If your CTA is poorly done, if your landing page is sloppy, if your content offer isn’t relevant to your blog topic, and if your form is asking too much,  your blog may not perform well in terms of conversions. Be sure that you don’t jump to conclusions in assuming your blog post is a huge success or failure when success or failure might lie with another aspect of your digital marketing efforts.

4. Current Customers Interacting with Blog

When reporting on blog metrics many marketers stick to traffic generated and lead conversions made, but a HUGE benefit to having a blog is that you can provide your current customers and leads (people who might already visit your site on a regular basis) with a constant source of information on your industry.

Providing this service will help you establish yourself as a thought leader in your industry, help drive brand awareness, and lead to one-time customers becoming loyal customers.  Thus, another measurement of your blog’s success is how many leads and customers interact with your blog – regardless of if a blog post was directly responsible for a conversion or not.

To measure this, simply make a list of your current leads and customers and add a it requirement of “has visited at least one blog page.”

Problems with measurement:

If your blog is only a few months old, you may not have many interactions from customers and leads.
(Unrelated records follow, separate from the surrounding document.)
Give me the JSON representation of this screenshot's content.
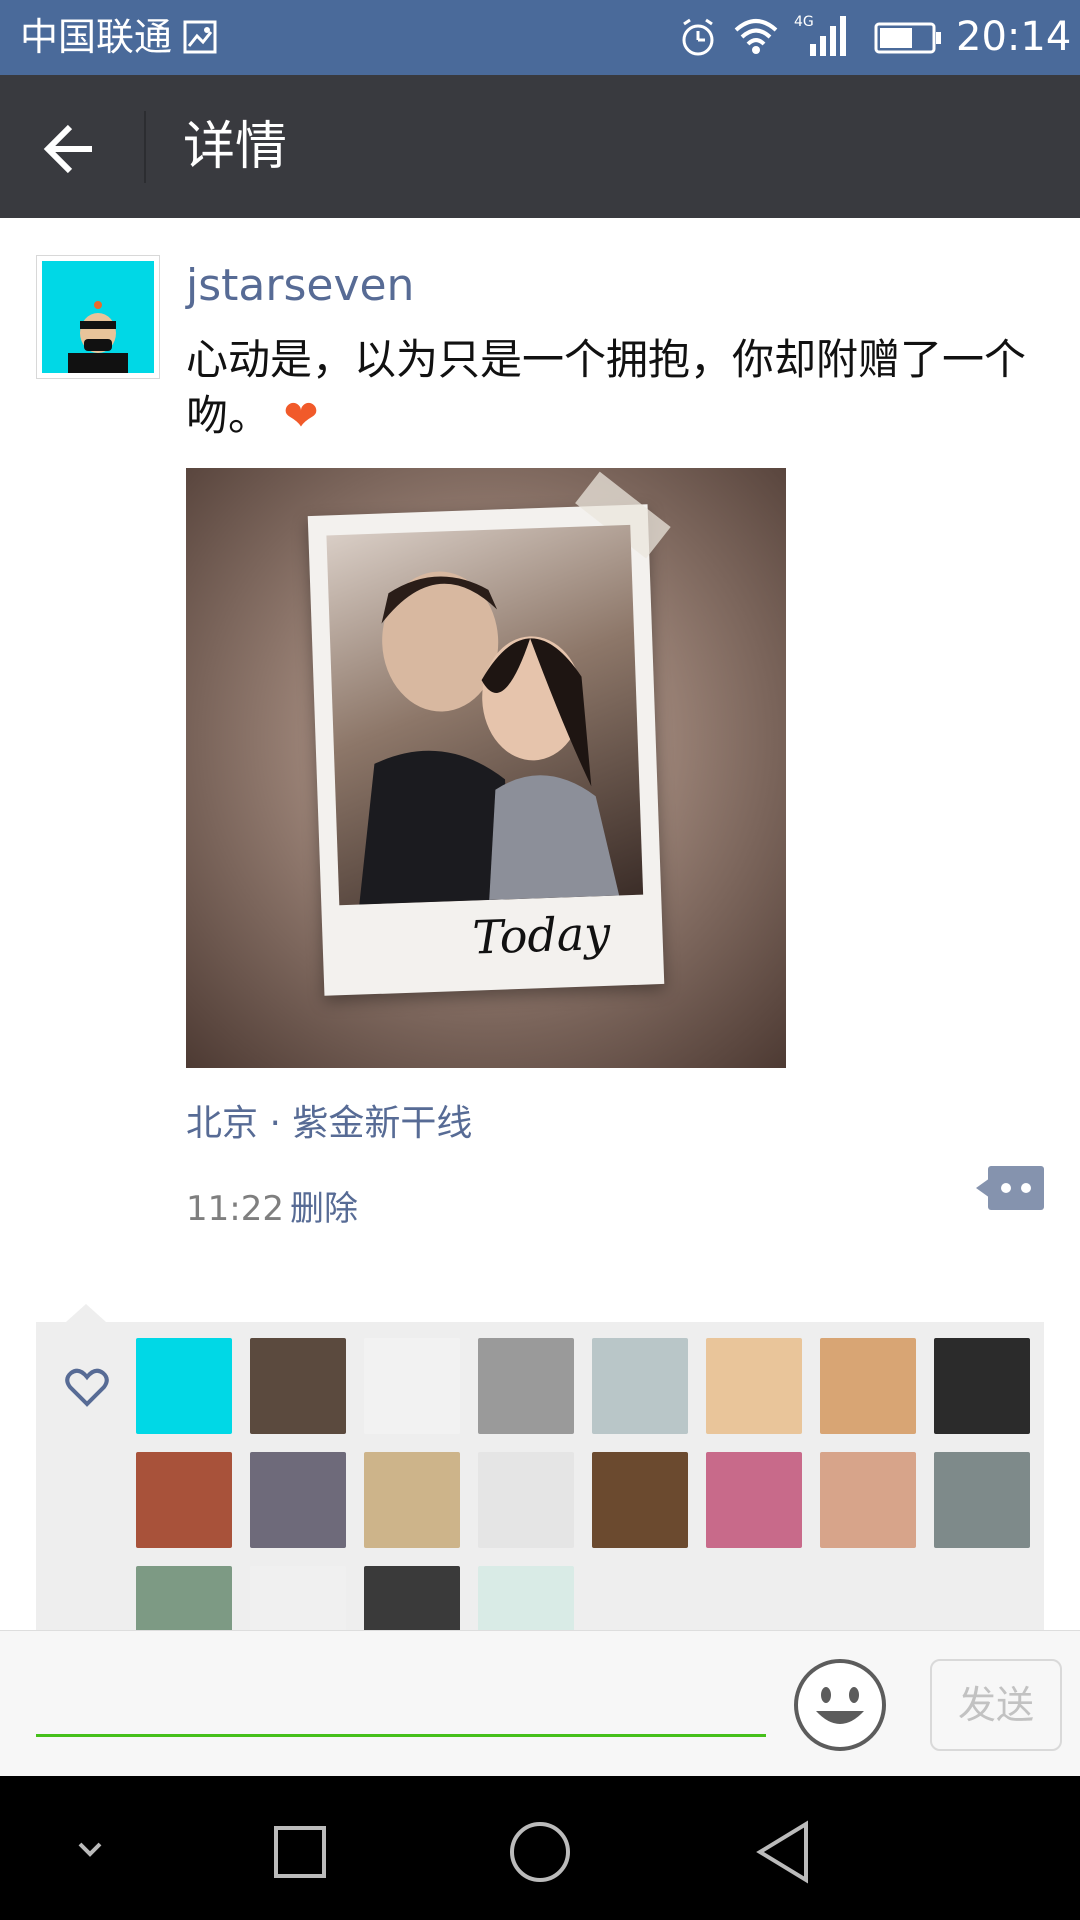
{
  "status_bar": {
    "carrier": "中国联通",
    "time": "20:14",
    "network": "4G",
    "icons": [
      "image-icon",
      "alarm-icon",
      "wifi-icon",
      "signal-icon",
      "battery-icon"
    ]
  },
  "app_bar": {
    "title": "详情",
    "back_icon": "back-arrow-icon"
  },
  "post": {
    "username": "jstarseven",
    "text": "心动是，以为只是一个拥抱，你却附赠了一个吻。",
    "emoji": "❤",
    "photo_caption": "Today",
    "location": "北京 · 紫金新干线",
    "time": "11:22",
    "delete_label": "删除",
    "more_icon": "comment-more-icon"
  },
  "likes": {
    "icon": "heart-outline-icon",
    "avatar_colors": [
      "#00d8e6",
      "#5b4a3e",
      "#f2f2f2",
      "#9a9a9a",
      "#b9c6c8",
      "#e9c59a",
      "#d8a574",
      "#2b2b2b",
      "#a8523a",
      "#6e6a7a",
      "#cdb48a",
      "#e5e5e5",
      "#6b4a2f",
      "#c86a8a",
      "#d7a48a",
      "#7e8a8a",
      "#7d9a84",
      "#f0f0f0",
      "#3a3a3a",
      "#d9ebe6"
    ]
  },
  "input_bar": {
    "send_label": "发送",
    "emoji_icon": "smiley-face-icon"
  },
  "nav_bar": {
    "icons": [
      "hide-keyboard-icon",
      "recents-square-icon",
      "home-circle-icon",
      "back-triangle-icon"
    ]
  },
  "colors": {
    "status_bar": "#4a6a9a",
    "app_bar": "#393a3f",
    "link_blue": "#576b95",
    "green_underline": "#45c01a"
  }
}
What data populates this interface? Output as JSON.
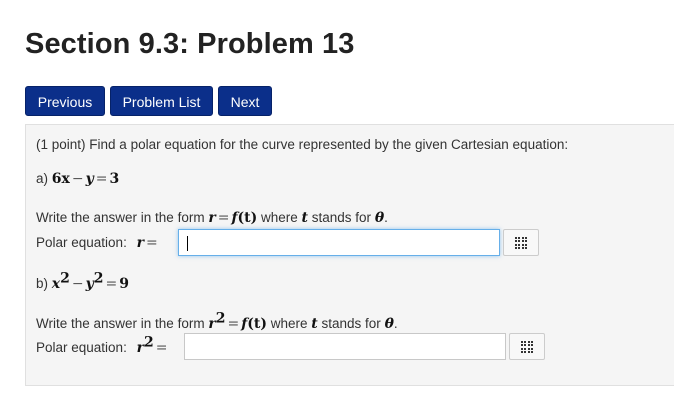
{
  "page": {
    "title": "Section 9.3: Problem 13"
  },
  "nav": {
    "previous": "Previous",
    "problem_list": "Problem List",
    "next": "Next"
  },
  "problem": {
    "points": "(1 point)",
    "intro": "Find a polar equation for the curve represented by the given Cartesian equation:",
    "part_a": {
      "label": "a)",
      "equation": {
        "t1": "6x",
        "minus": "−",
        "t2": "y",
        "eq": "=",
        "t3": "3"
      },
      "instruction": {
        "prefix": "Write the answer in the form",
        "r": "r",
        "eq": "=",
        "f": "f",
        "t_arg": "(t)",
        "where": "where",
        "t": "t",
        "stands": "stands for",
        "theta": "θ",
        "dot": "."
      },
      "answer_label": "Polar equation:",
      "answer_var": "r",
      "answer_eq": "=",
      "answer_value": ""
    },
    "part_b": {
      "label": "b)",
      "equation": {
        "x": "x",
        "exp1": "2",
        "minus": "−",
        "y": "y",
        "exp2": "2",
        "eq": "=",
        "rhs": "9"
      },
      "instruction": {
        "prefix": "Write the answer in the form",
        "r": "r",
        "exp": "2",
        "eq": "=",
        "f": "f",
        "t_arg": "(t)",
        "where": "where",
        "t": "t",
        "stands": "stands for",
        "theta": "θ",
        "dot": "."
      },
      "answer_label": "Polar equation:",
      "answer_var": "r",
      "answer_exp": "2",
      "answer_eq": "=",
      "answer_value": ""
    }
  },
  "icons": {
    "palette": "grid-icon"
  },
  "colors": {
    "nav_button_bg": "#0b2f8a",
    "panel_bg": "#f5f5f5",
    "focus_ring": "#66afe9"
  }
}
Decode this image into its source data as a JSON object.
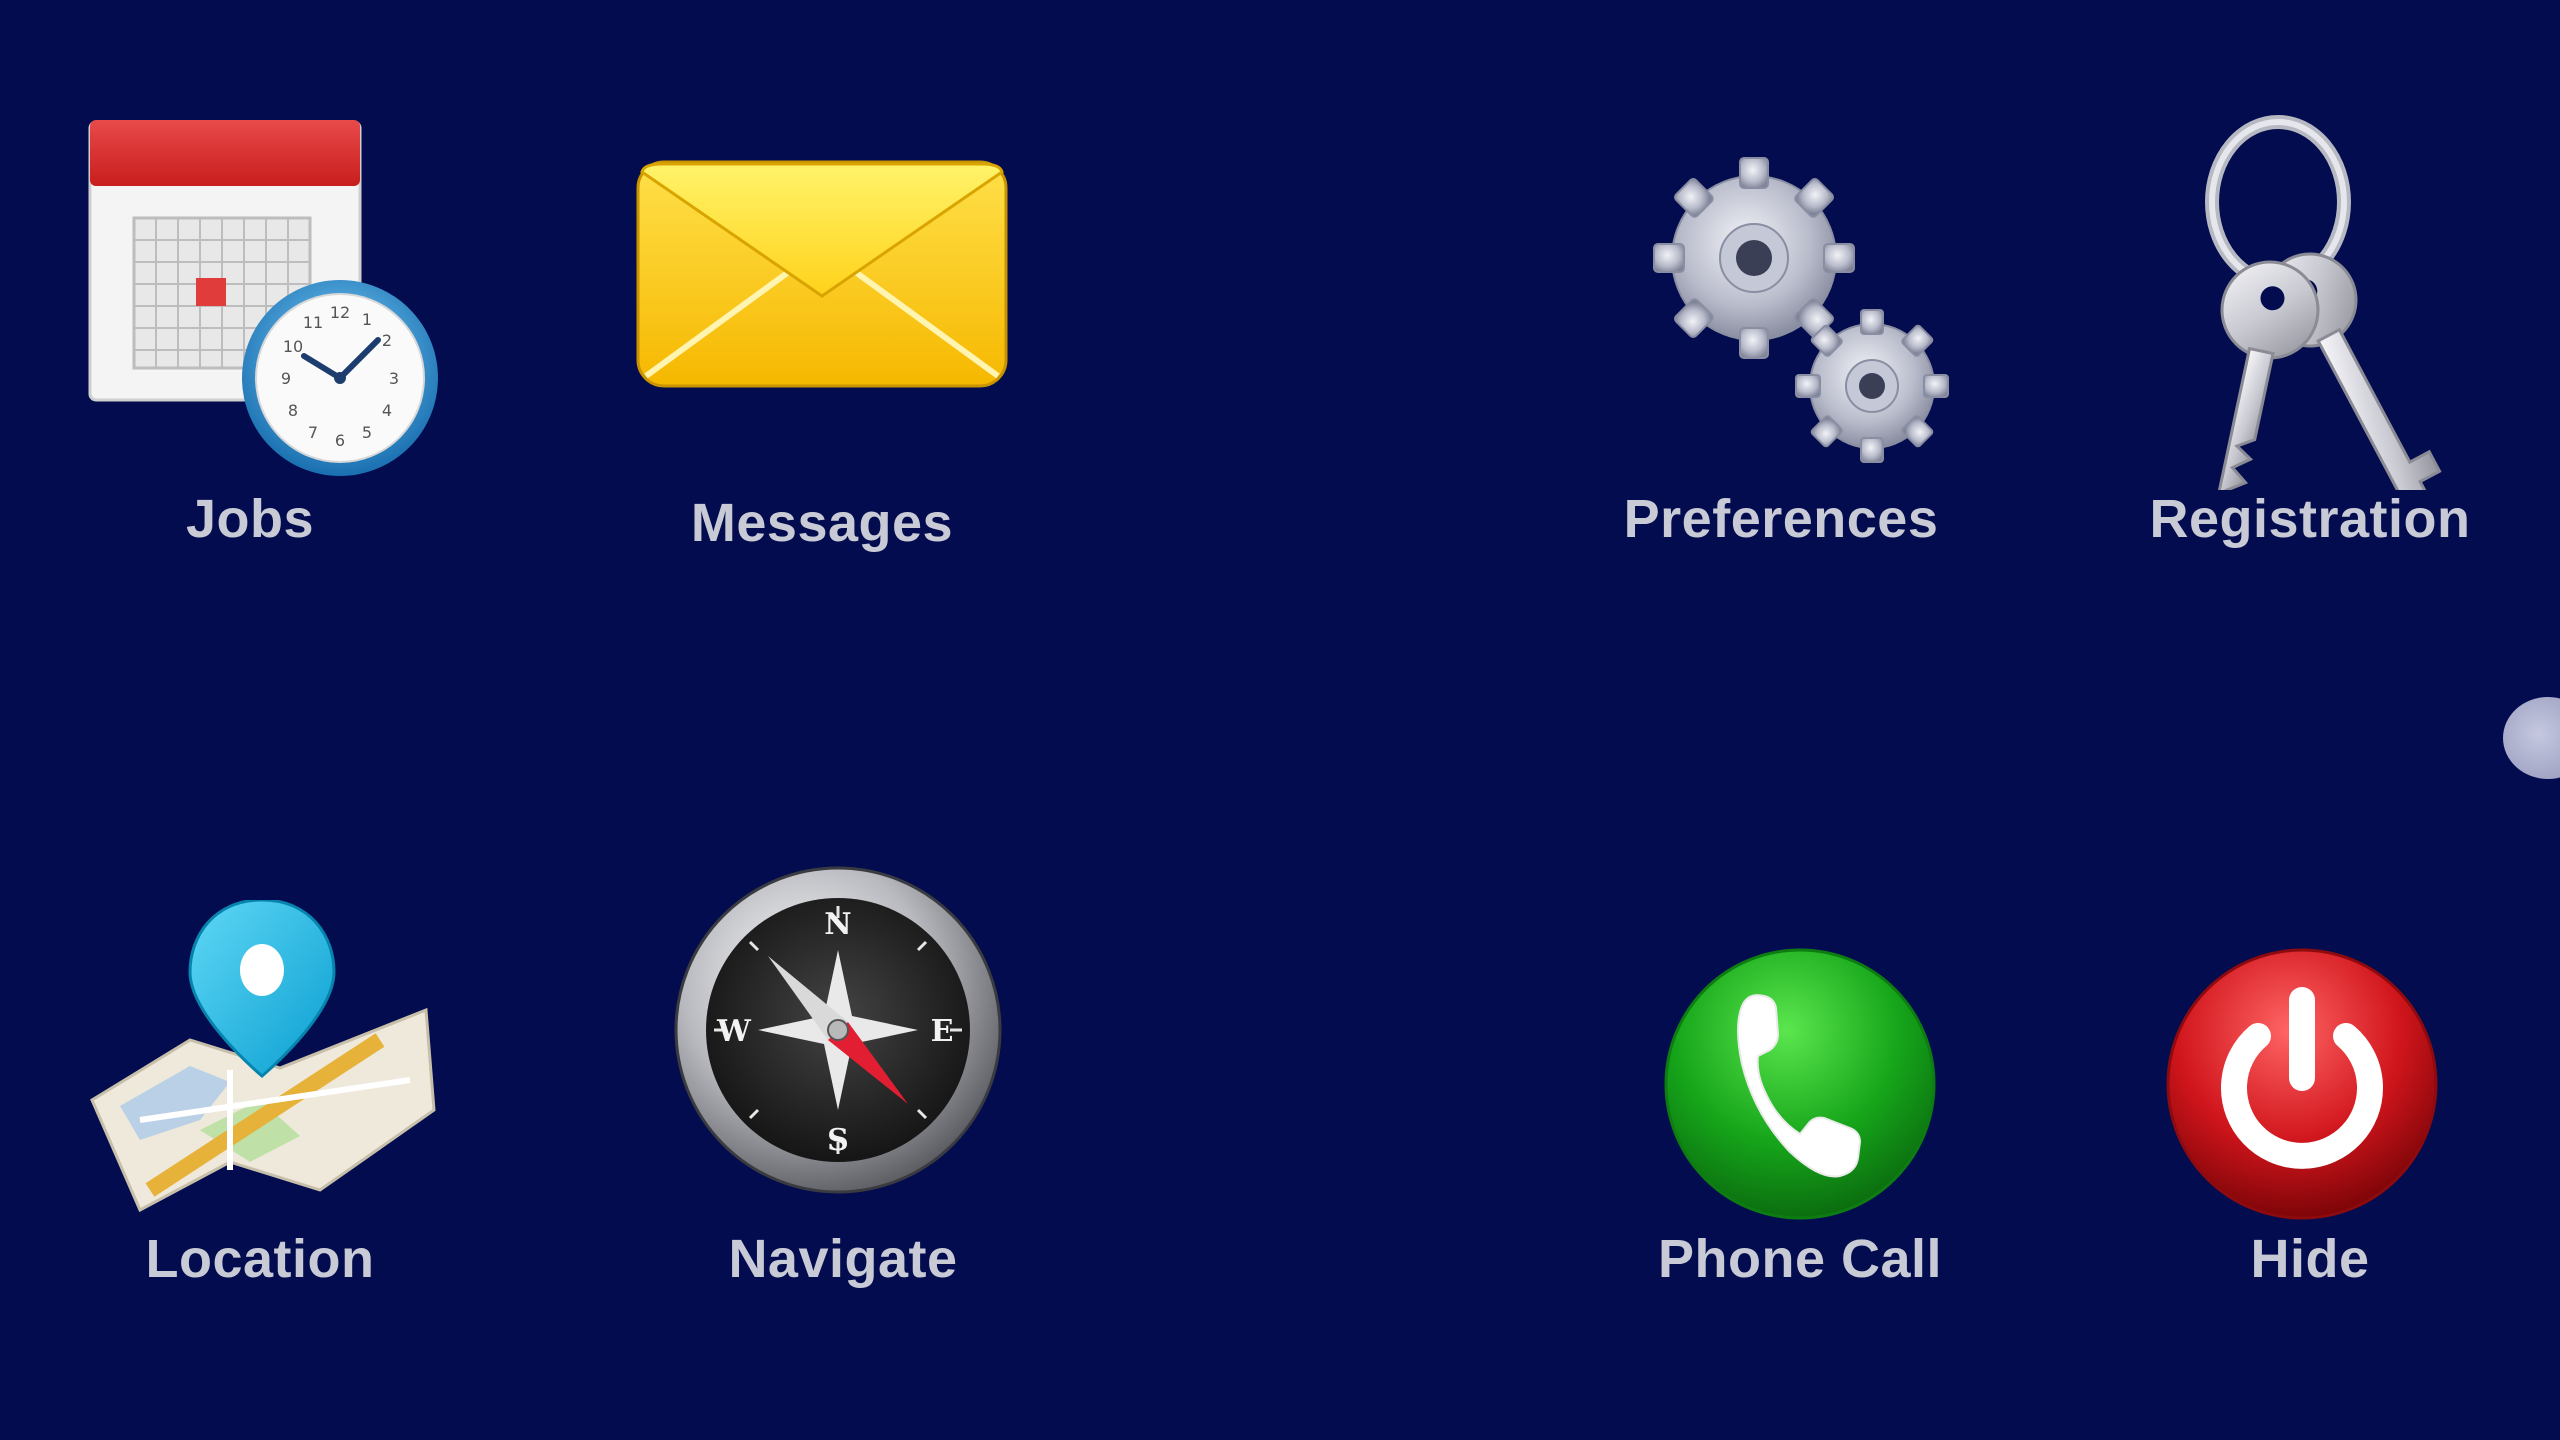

Give your blog some time to grow before you start measuring this one.

5. Blog Subscribers

When writing blog posts, you may frequently ask yourself if your writing is any good. Sure your blog is driving traffic to your site, sure it is converting visitors to leads. But how do you know if your writing is actually entertaining and informative?

The metric your looking for here is subscriber generation. And it is definitely something you’ll want to report on.

Subscribers are a great indicator of whether or not your blog contains, useful, relevant information and keeps the reader engaged.  A subscriber is someone who enjoyed reading one or more of your blog posts so much, that they have decided to receive email notifications every time you publish a post.

The more email subscribers you have, the more people you can send your blog notification emails to and the more people will read, like, share, and convert on your blog posts.

Problems with this measurement:

We are bombarded day after day after day with hundreds of emails. Asking someone to agree to receive a few more is a big ask. Even if your blog is fantastic, not many individuals are going to plug their email into your subscriber form unless you find a way to put it directly in front of them – maybe a few different times.

If you aren’t making an effort to capture new subscribers, don’t expect your list to grow by an impressive rate.

Speaking of Blog Subscribers…

If you have enjoyed this blog post and would like to receive more information on measurement, blogging, and everything digital marketing from MINDSCAPE, click below and subscribe to our blog! You’ll receive an email each time we publish a blog post, our monthly newsletter, and the occasional Mindscape event update.

Subscribe to our blog